*What is being asked*. In the data below, find the lines containing "change" and say how many there are, nothing more.

*Dataset records*.
----
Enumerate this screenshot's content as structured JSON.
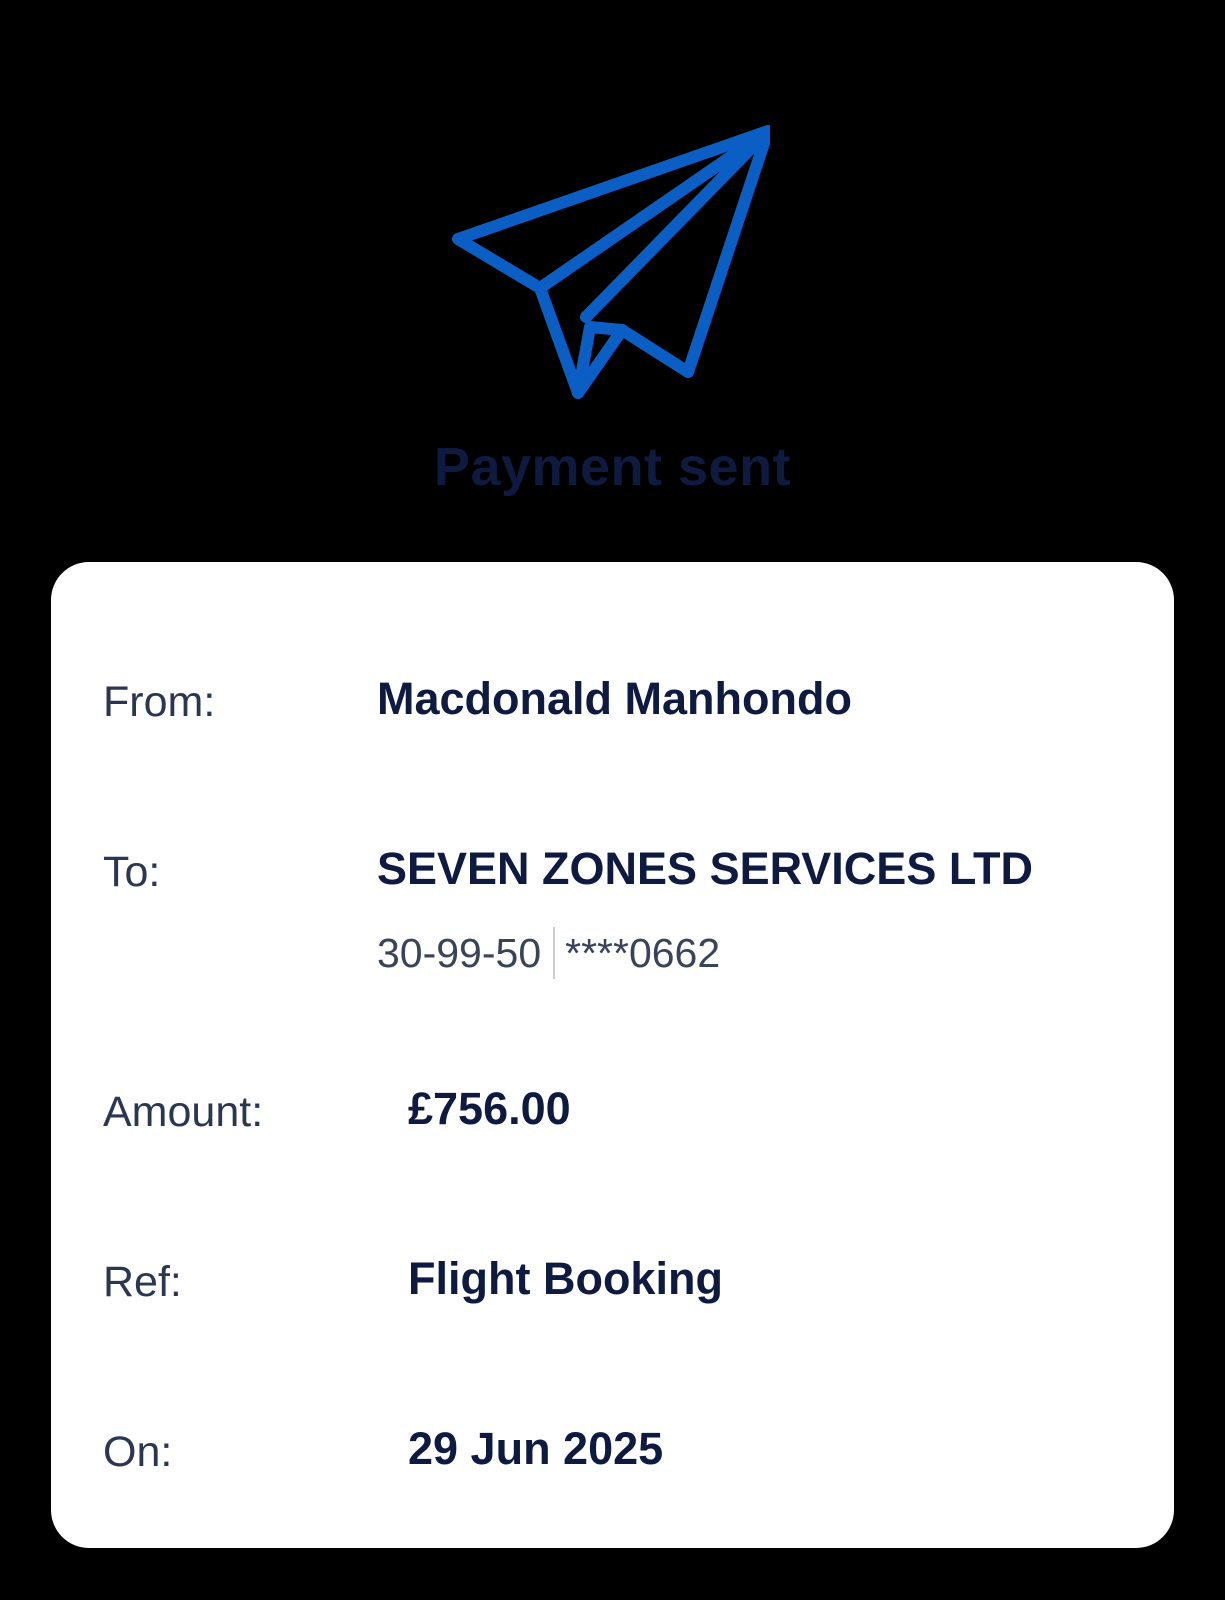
{
  "header": {
    "icon": "paper-plane-icon",
    "title": "Payment sent",
    "accent_color": "#0b5fc4",
    "title_color": "#0e1a40"
  },
  "details": {
    "from": {
      "label": "From:",
      "value": "Macdonald Manhondo"
    },
    "to": {
      "label": "To:",
      "value": "SEVEN ZONES SERVICES LTD",
      "sort_code": "30-99-50",
      "account": "****0662"
    },
    "amount": {
      "label": "Amount:",
      "value": "£756.00"
    },
    "ref": {
      "label": "Ref:",
      "value": "Flight Booking"
    },
    "on": {
      "label": "On:",
      "value": "29 Jun 2025"
    }
  }
}
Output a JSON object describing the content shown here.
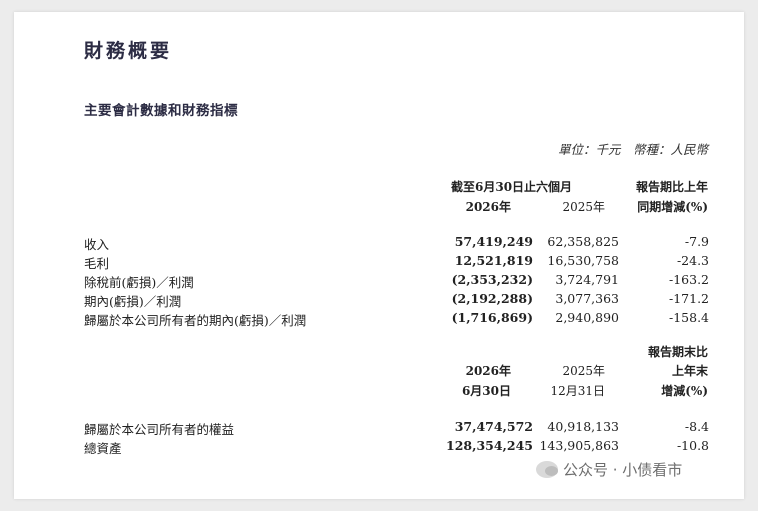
{
  "title": "財務概要",
  "subtitle": "主要會計數據和財務指標",
  "unit_note": "單位：千元　幣種：人民幣",
  "period_table": {
    "header_group": "截至6月30日止六個月",
    "col1": "2026年",
    "col2": "2025年",
    "col3_line1": "報告期比上年",
    "col3_line2": "同期增減(%)",
    "rows": [
      {
        "label": "收入",
        "v2026": "57,419,249",
        "v2025": "62,358,825",
        "change": "-7.9"
      },
      {
        "label": "毛利",
        "v2026": "12,521,819",
        "v2025": "16,530,758",
        "change": "-24.3"
      },
      {
        "label": "除稅前(虧損)／利潤",
        "v2026": "(2,353,232)",
        "v2025": "3,724,791",
        "change": "-163.2"
      },
      {
        "label": "期內(虧損)／利潤",
        "v2026": "(2,192,288)",
        "v2025": "3,077,363",
        "change": "-171.2"
      },
      {
        "label": "歸屬於本公司所有者的期內(虧損)／利潤",
        "v2026": "(1,716,869)",
        "v2025": "2,940,890",
        "change": "-158.4"
      }
    ]
  },
  "balance_table": {
    "col1_line1": "2026年",
    "col1_line2": "6月30日",
    "col2_line1": "2025年",
    "col2_line2": "12月31日",
    "col3_line1": "報告期末比",
    "col3_line2": "上年末",
    "col3_line3": "增減(%)",
    "rows": [
      {
        "label": "歸屬於本公司所有者的權益",
        "v2026": "37,474,572",
        "v2025": "40,918,133",
        "change": "-8.4"
      },
      {
        "label": "總資產",
        "v2026": "128,354,245",
        "v2025": "143,905,863",
        "change": "-10.8"
      }
    ]
  },
  "watermark": {
    "text": "公众号 · 小债看市",
    "icon": "wechat-bubble-icon"
  }
}
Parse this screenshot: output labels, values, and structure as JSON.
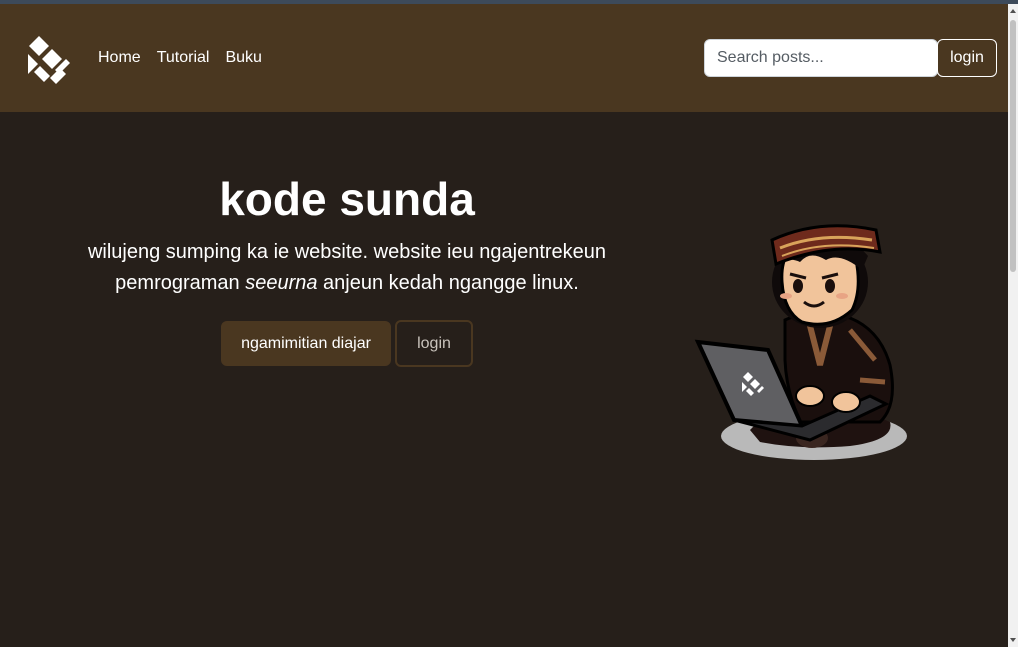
{
  "navbar": {
    "links": [
      "Home",
      "Tutorial",
      "Buku"
    ],
    "search_placeholder": "Search posts...",
    "login_label": "login",
    "logo_icon": "kode-sunda-logo-icon"
  },
  "hero": {
    "title": "kode sunda",
    "subtitle_part1": "wilujeng sumping ka ie website. website ieu ngajentrekeun pemrograman ",
    "subtitle_em": "seeurna",
    "subtitle_part2": " anjeun kedah ngangge linux.",
    "primary_button": "ngamimitian diajar",
    "secondary_button": "login",
    "illustration_icon": "developer-mascot-illustration"
  },
  "colors": {
    "background": "#261f1a",
    "navbar": "#4a3720",
    "accent": "#4a3720",
    "text": "#ffffff"
  }
}
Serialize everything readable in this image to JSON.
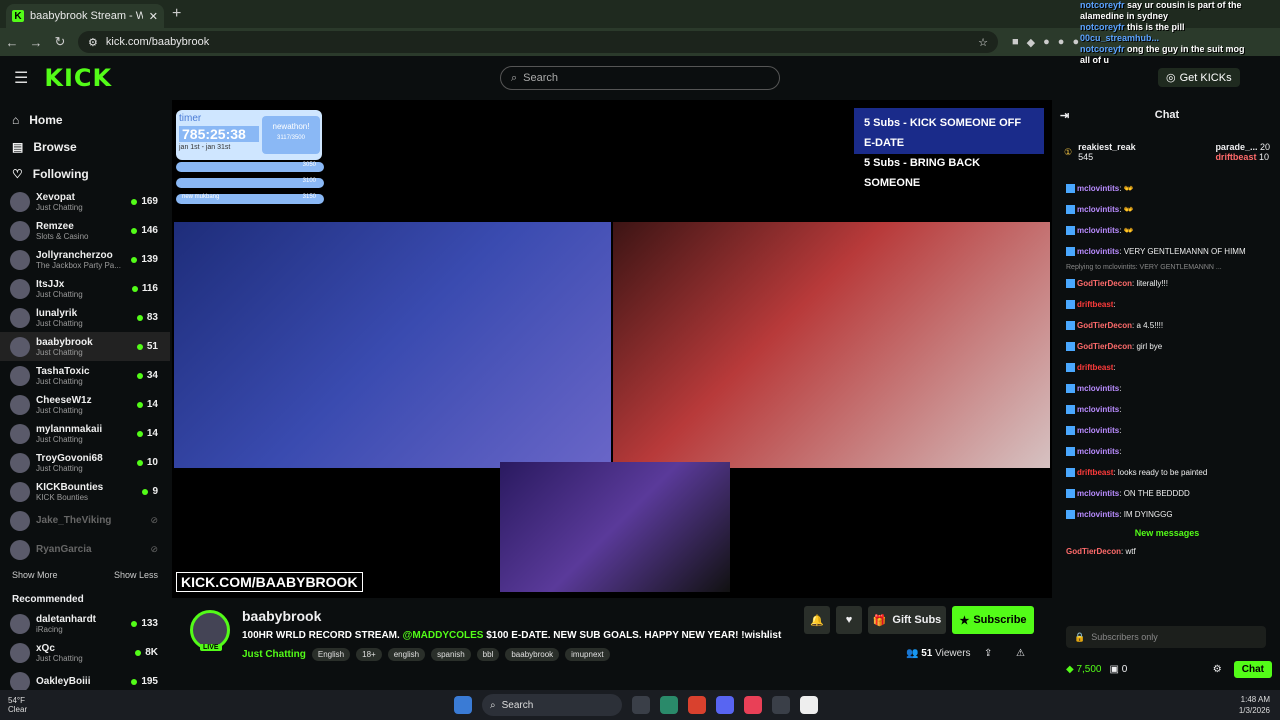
{
  "browser": {
    "tab_title": "baabybrook Stream - Watch",
    "url": "kick.com/baabybrook"
  },
  "header": {
    "search_placeholder": "Search",
    "get_kicks": "Get KICKs",
    "chat_title": "Chat"
  },
  "nav": {
    "home": "Home",
    "browse": "Browse",
    "following": "Following"
  },
  "following": [
    {
      "name": "Xevopat",
      "cat": "Just Chatting",
      "viewers": "169"
    },
    {
      "name": "Remzee",
      "cat": "Slots & Casino",
      "viewers": "146"
    },
    {
      "name": "Jollyrancherzoo",
      "cat": "The Jackbox Party Pa...",
      "viewers": "139"
    },
    {
      "name": "ItsJJx",
      "cat": "Just Chatting",
      "viewers": "116"
    },
    {
      "name": "lunalyrik",
      "cat": "Just Chatting",
      "viewers": "83"
    },
    {
      "name": "baabybrook",
      "cat": "Just Chatting",
      "viewers": "51"
    },
    {
      "name": "TashaToxic",
      "cat": "Just Chatting",
      "viewers": "34"
    },
    {
      "name": "CheeseW1z",
      "cat": "Just Chatting",
      "viewers": "14"
    },
    {
      "name": "mylannmakaii",
      "cat": "Just Chatting",
      "viewers": "14"
    },
    {
      "name": "TroyGovoni68",
      "cat": "Just Chatting",
      "viewers": "10"
    },
    {
      "name": "KICKBounties",
      "cat": "KICK Bounties",
      "viewers": "9"
    }
  ],
  "offline": [
    {
      "name": "Jake_TheViking"
    },
    {
      "name": "RyanGarcia"
    }
  ],
  "show_more": "Show More",
  "show_less": "Show Less",
  "recommended_title": "Recommended",
  "recommended": [
    {
      "name": "daletanhardt",
      "cat": "iRacing",
      "viewers": "133"
    },
    {
      "name": "xQc",
      "cat": "Just Chatting",
      "viewers": "8K"
    },
    {
      "name": "OakleyBoiii",
      "cat": "",
      "viewers": "195"
    }
  ],
  "overlay": {
    "timer_label": "timer",
    "timer_value": "785:25:38",
    "timer_dates": "jan 1st - jan 31st",
    "newathon": "newathon!",
    "newathon_count": "3117/3500",
    "goal_values": [
      "3050",
      "3100",
      "3150"
    ],
    "goal_last": "new mukbang",
    "subs_line1": "5 Subs - KICK SOMEONE OFF E-DATE",
    "subs_line2": "5 Subs - BRING BACK SOMEONE",
    "kick_url": "KICK.COM/BAABYBROOK"
  },
  "stream": {
    "streamer": "baabybrook",
    "live": "LIVE",
    "title_pre": "100HR WRLD RECORD STREAM. ",
    "mention": "@MADDYCOLES",
    "title_post": " $100 E-DATE. NEW SUB GOALS. HAPPY NEW YEAR! !wishlist ...",
    "category": "Just Chatting",
    "tags": [
      "English",
      "18+",
      "english",
      "spanish",
      "bbl",
      "baabybrook",
      "imupnext"
    ],
    "gift_subs": "Gift Subs",
    "subscribe": "Subscribe",
    "viewers": "51",
    "viewers_label": "Viewers"
  },
  "chat": {
    "pinned": [
      {
        "name": "reakiest_reak",
        "count": "545"
      },
      {
        "name": "parade_...",
        "count": "20"
      },
      {
        "name": "driftbeast",
        "count": "10"
      }
    ],
    "messages": [
      {
        "user": "mclovintits",
        "color": "#b98cff",
        "text": "👐"
      },
      {
        "user": "mclovintits",
        "color": "#b98cff",
        "text": "👐"
      },
      {
        "user": "mclovintits",
        "color": "#b98cff",
        "text": "👐"
      },
      {
        "user": "mclovintits",
        "color": "#b98cff",
        "text": "VERY GENTLEMANNN OF HIMM"
      },
      {
        "reply": "Replying to mclovintits: VERY GENTLEMANNN ...",
        "user": "GodTierDecon",
        "color": "#ff6b6b",
        "text": "literally!!!"
      },
      {
        "user": "driftbeast",
        "color": "#ff3b3b",
        "text": ""
      },
      {
        "user": "GodTierDecon",
        "color": "#ff6b6b",
        "text": "a 4.5!!!!"
      },
      {
        "user": "GodTierDecon",
        "color": "#ff6b6b",
        "text": "girl bye"
      },
      {
        "user": "driftbeast",
        "color": "#ff3b3b",
        "text": ""
      },
      {
        "user": "mclovintits",
        "color": "#b98cff",
        "text": ""
      },
      {
        "user": "mclovintits",
        "color": "#b98cff",
        "text": ""
      },
      {
        "user": "mclovintits",
        "color": "#b98cff",
        "text": ""
      },
      {
        "user": "mclovintits",
        "color": "#b98cff",
        "text": ""
      },
      {
        "user": "driftbeast",
        "color": "#ff3b3b",
        "text": "looks ready to be painted"
      },
      {
        "user": "mclovintits",
        "color": "#b98cff",
        "text": "ON THE BEDDDD"
      },
      {
        "user": "mclovintits",
        "color": "#b98cff",
        "text": "IM DYINGGG"
      }
    ],
    "new_messages": "New messages",
    "last": {
      "user": "GodTierDecon",
      "color": "#ff6b6b",
      "text": "wtf"
    },
    "subscribers_only": "Subscribers only",
    "kicks": "7,500",
    "zero": "0",
    "chat_button": "Chat"
  },
  "side_overlay": [
    {
      "u": "notcoreyfr",
      "t": "say ur cousin is part of the"
    },
    {
      "u": "",
      "t": "alamedine in sydney"
    },
    {
      "u": "notcoreyfr",
      "t": "this is the pill"
    },
    {
      "u": "00cu_streamhub...",
      "t": ""
    },
    {
      "u": "notcoreyfr",
      "t": "ong the guy in the suit mog"
    },
    {
      "u": "",
      "t": "all of u"
    }
  ],
  "taskbar": {
    "temp": "54°F",
    "weather": "Clear",
    "search": "Search",
    "time": "1:48 AM",
    "date": "1/3/2026"
  }
}
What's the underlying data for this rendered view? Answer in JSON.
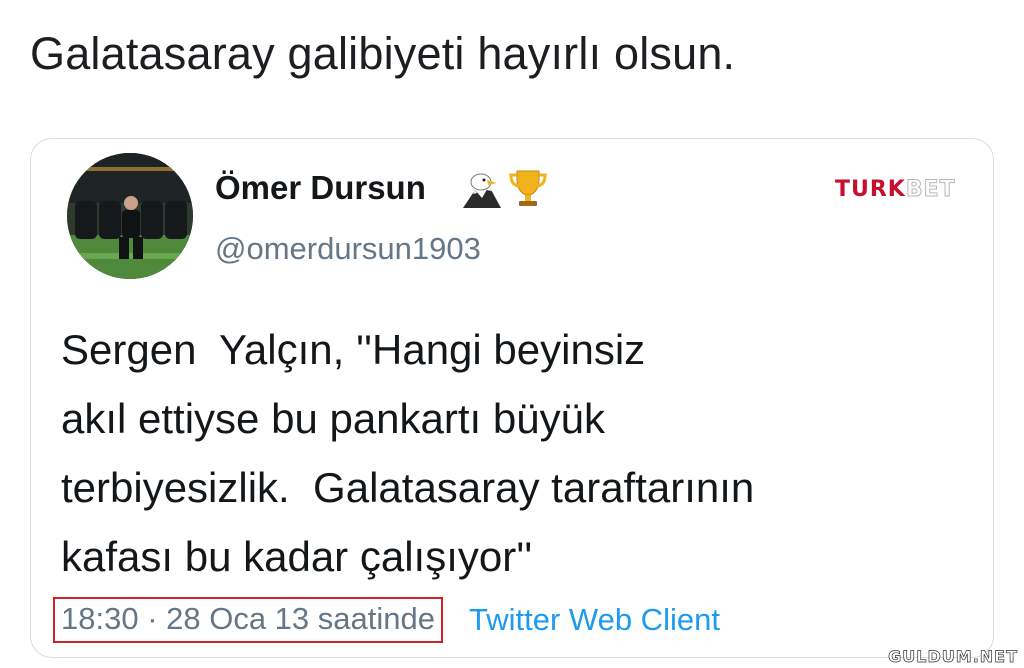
{
  "main_text": "Galatasaray galibiyeti hayırlı olsun.",
  "quoted_tweet": {
    "author_name": "Ömer Dursun",
    "name_icons": [
      "eagle-icon",
      "trophy-icon"
    ],
    "handle": "@omerdursun1903",
    "body_lines": [
      "Sergen  Yalçın, ''Hangi beyinsiz",
      "akıl ettiyse bu pankartı büyük",
      "terbiyesizlik.  Galatasaray taraftarının",
      "kafası bu kadar çalışıyor''"
    ],
    "timestamp": "18:30 · 28 Oca 13 saatinde",
    "client": "Twitter Web Client"
  },
  "watermark_top": {
    "part1": "TURK",
    "part2": "BET"
  },
  "watermark_bottom": "GULDUM.NET",
  "colors": {
    "text": "#14171a",
    "secondary": "#657786",
    "link": "#1d9bf0",
    "highlight_border": "#d0242b",
    "card_border": "#d6dbe0"
  }
}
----
*Solution to this problem*. 7